             Content-Length: 66
             Content-Type: application/x-www-form-urlencoded


           Multivalued form fields can be specified by either repeating the
           field name or by passing the value as an array reference.

           The POST method also supports the "multipart/form-data" content
           used for Form-based File Upload as specified in RFC 1867.  You
           trigger this content format by specifying a content type of
           'form-data' as one of the request headers.  If one of the values in
           the $form_ref is an array reference, then it is treated as a file
           part specification with the following interpretation:

             [ $file, $filename, Header => Value... ]
             [ undef, $filename, Header => Value,..., Content => $content ]

           The first value in the array ($file) is the name of a file to open.
           This file will be read and its content placed in the request.  The
           routine will croak if the file can't be opened.  Use an "undef" as
           $file value if you want to specify the content directly with a
           "Content" header.  The $filename is the filename to report in the
           request.  If this value is undefined, then the basename of the
           $file will be used.  You can specify an empty string as $filename
           if you want to suppress sending the filename when you provide a
           $file value.

           If a $file is provided by no "Content-Type" header, then "Con-
           tent-Type" and "Content-Encoding" will be filled in automatically
           with the values returned by LWP::MediaTypes::guess_media_type()

           Sending my ~/.profile to the survey used as example above can be
           achieved by this:

             POST '',
                  Content_Type => 'form-data',
                  Content      => [ name  => 'Gisle Aas',
                                    email => '',
                                    gender => 'M',
                                    born   => '1964',
                                    init   => ["$ENV{HOME}/.profile"],

           This will create a HTTP::Request object that almost looks this (the
           boundary and the content of your ~/.profile is likely to be differ-

             Content-Length: 388
             Content-Type: multipart/form-data; boundary="6G+f"

             Content-Disposition: form-data; name="name"

             Gisle Aas
             Content-Disposition: form-data; name="email"

             Content-Disposition: form-data; name="gender"

             Content-Disposition: form-data; name="born"

             Content-Disposition: form-data; name="init"; filename=".profile"
             Content-Type: text/plain

             export PATH


           If you set the $DYNAMIC_FILE_UPLOAD variable (exportable) to some
           TRUE value, then you get back a request object with a subroutine
           closure as the content attribute.  This subroutine will read the
           content of any files on demand and return it in suitable chunks.
           This allow you to upload arbitrary big files without using lots of
           memory.  You can even upload infinite files like /dev/audio if you
           wish; however, if the file is not a plain file, there will be no
           Content-Length header defined for the request.  Not all servers (or
           server applications) like this.  Also, if the file(s) change in
           size between the time the Content-Length is calculated and the time
           that the last chunk is delivered, the subroutine will "Croak".

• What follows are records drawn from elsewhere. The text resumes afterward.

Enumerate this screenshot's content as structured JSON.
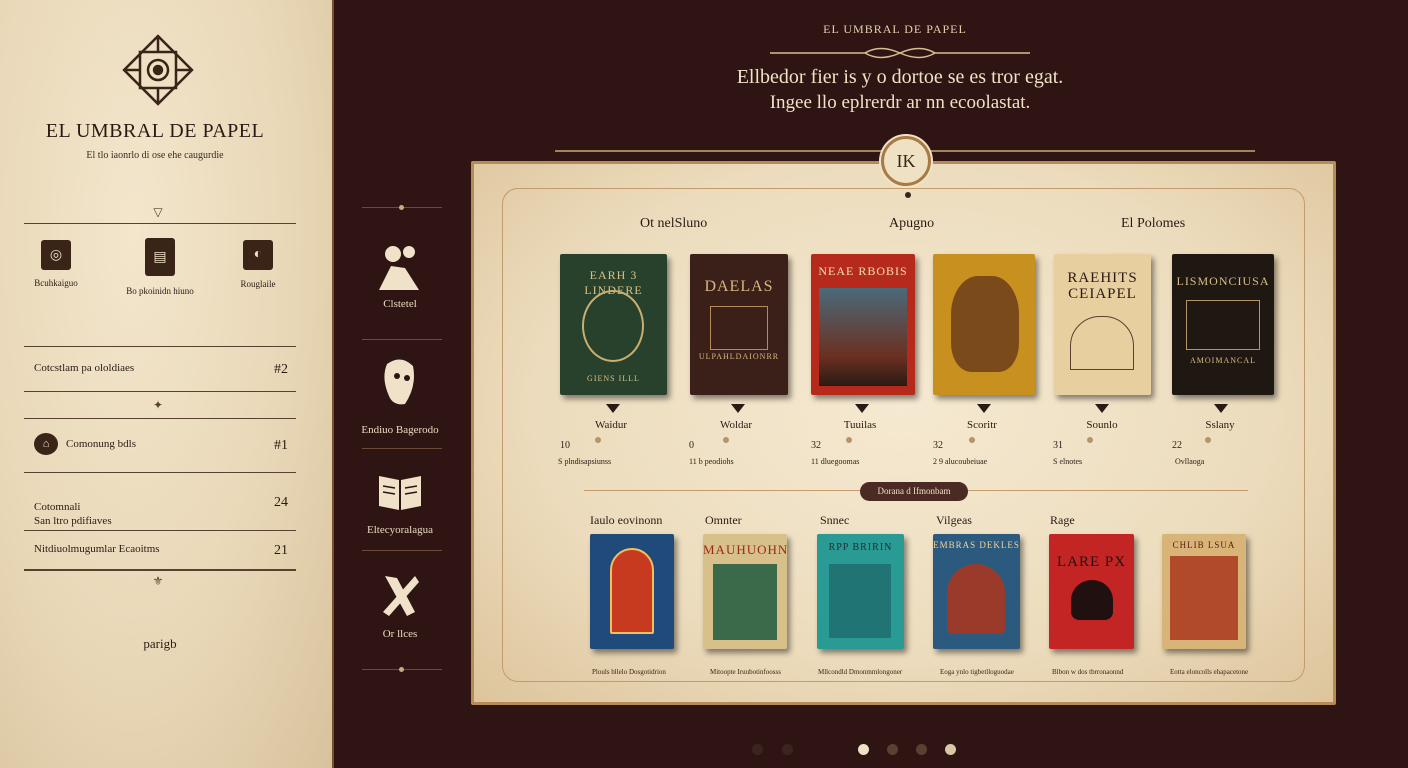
{
  "sidebar": {
    "brand": "EL UMBRAL DE PAPEL",
    "tagline": "El tlo iaonrlo di ose ehe caugurdie",
    "quick": [
      {
        "label": "Bcuhkaiguo",
        "icon": "headphones-icon"
      },
      {
        "label": "Bo pkoinidn hiuno",
        "icon": "book-icon"
      },
      {
        "label": "Rouglaile",
        "icon": "vase-icon"
      }
    ],
    "rows": [
      {
        "label": "Cotcstlam pa ololdiaes",
        "value": "#2"
      },
      {
        "label": "Comonung bdls",
        "value": "#1"
      },
      {
        "label": "Cotomnali\nSan ltro pdifiaves",
        "value": "24"
      },
      {
        "label": "Nitdiuolmugumlar Ecaoitms",
        "value": "21"
      }
    ],
    "footer_link": "parigb"
  },
  "nav": [
    {
      "label": "Clstetel",
      "icon": "readers-icon"
    },
    {
      "label": "Endiuo Bagerodo",
      "icon": "mask-icon"
    },
    {
      "label": "Eltecyoralagua",
      "icon": "open-book-icon"
    },
    {
      "label": "Or llces",
      "icon": "quill-icon"
    }
  ],
  "header": {
    "kicker": "EL UMBRAL DE PAPEL",
    "line1": "Ellbedor fier is y o dortoe se es tror egat.",
    "line2": "Ingee llo eplrerdr ar nn ecoolastat.",
    "medallion": "IK"
  },
  "featured": {
    "columns": [
      "Ot nelSluno",
      "Apugno",
      "El Polomes"
    ],
    "books": [
      {
        "title": "EARH 3 LINDERE",
        "subtitle": "GIENS ILLL",
        "name": "Waidur",
        "count": "10",
        "meta": "S plndisapsiunss",
        "bg": "#27412c",
        "fg": "#d8c086"
      },
      {
        "title": "DAELAS",
        "subtitle": "ULPAHLDAIONRR",
        "name": "Woldar",
        "count": "0",
        "meta": "11 b peodiohs",
        "bg": "#3a2018",
        "fg": "#d7b780"
      },
      {
        "title": "NEAE RBOBIS",
        "subtitle": "",
        "name": "Tuuilas",
        "count": "32",
        "meta": "11 dluegoomas",
        "bg": "#b62a1c",
        "fg": "#f4e0b0"
      },
      {
        "title": "",
        "subtitle": "",
        "name": "Scoritr",
        "count": "32",
        "meta": "2 9 alucoubeiuae",
        "bg": "#c7901f",
        "fg": "#4a2a10"
      },
      {
        "title": "RAEHITS CEIAPEL",
        "subtitle": "",
        "name": "Sounlo",
        "count": "31",
        "meta": "S elnotes",
        "bg": "#e8cfa0",
        "fg": "#2a1a14"
      },
      {
        "title": "LISMONCIUSA",
        "subtitle": "AMOIMANCAL",
        "name": "Sslany",
        "count": "22",
        "meta": "Ovllaoga",
        "bg": "#1e1712",
        "fg": "#d8bd86"
      }
    ]
  },
  "section_pill": "Dorana d Ifmonbam",
  "secondary": {
    "columns": [
      "Iaulo eovinonn",
      "Omnter",
      "Snnec",
      "Vilgeas",
      "Rage"
    ],
    "books": [
      {
        "title": "",
        "meta": "Plouls bllelo Dosgotidrion",
        "bg": "#1f4a7a",
        "fg": "#f0c060"
      },
      {
        "title": "MAUHUOHNA",
        "meta": "Mitoopte Iruubotinfoosss",
        "bg": "#d8c08a",
        "fg": "#9a2a18"
      },
      {
        "title": "RPP BRIRIN",
        "meta": "Mllcondld Dmonmmlongoner",
        "bg": "#2a9a94",
        "fg": "#20302e"
      },
      {
        "title": "EMBRAS DEKLES",
        "meta": "Eoga ynlo tigbetlloguodae",
        "bg": "#2c5a7e",
        "fg": "#f3d3a0"
      },
      {
        "title": "LARE PX",
        "meta": "Blbon w dos tbrronaonnd",
        "bg": "#c32424",
        "fg": "#201010"
      },
      {
        "title": "CHLIB LSUA",
        "meta": "Eotta eloncolls ehapacetone",
        "bg": "#d8b478",
        "fg": "#5a2010"
      }
    ]
  },
  "pager": {
    "count": 6,
    "active": 2
  }
}
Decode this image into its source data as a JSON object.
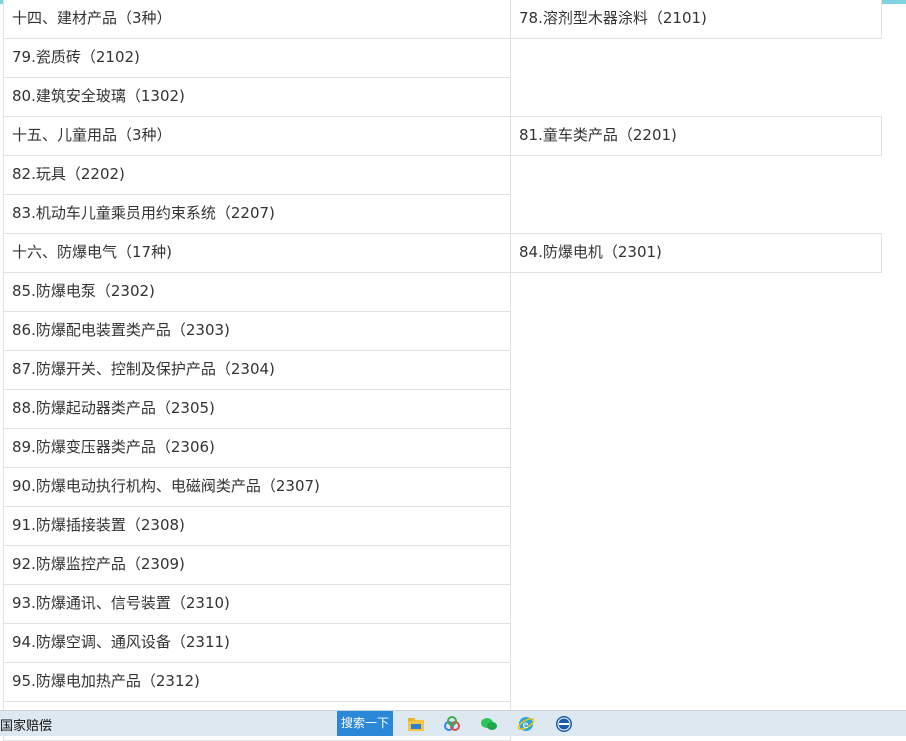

           The post(...)  method of "LWP::UserAgent" exists as a shortcut for
           $ua->request(POST ...).

       HTTP::Request, LWP::UserAgent

       Copyright 1997-2004, Gisle Aas

       This library is free software; you can redistribute it and/or modify it
       under the same terms as Perl itself.

perl v5.8.6                       2007-07-19          HTTP::Request::Common(3)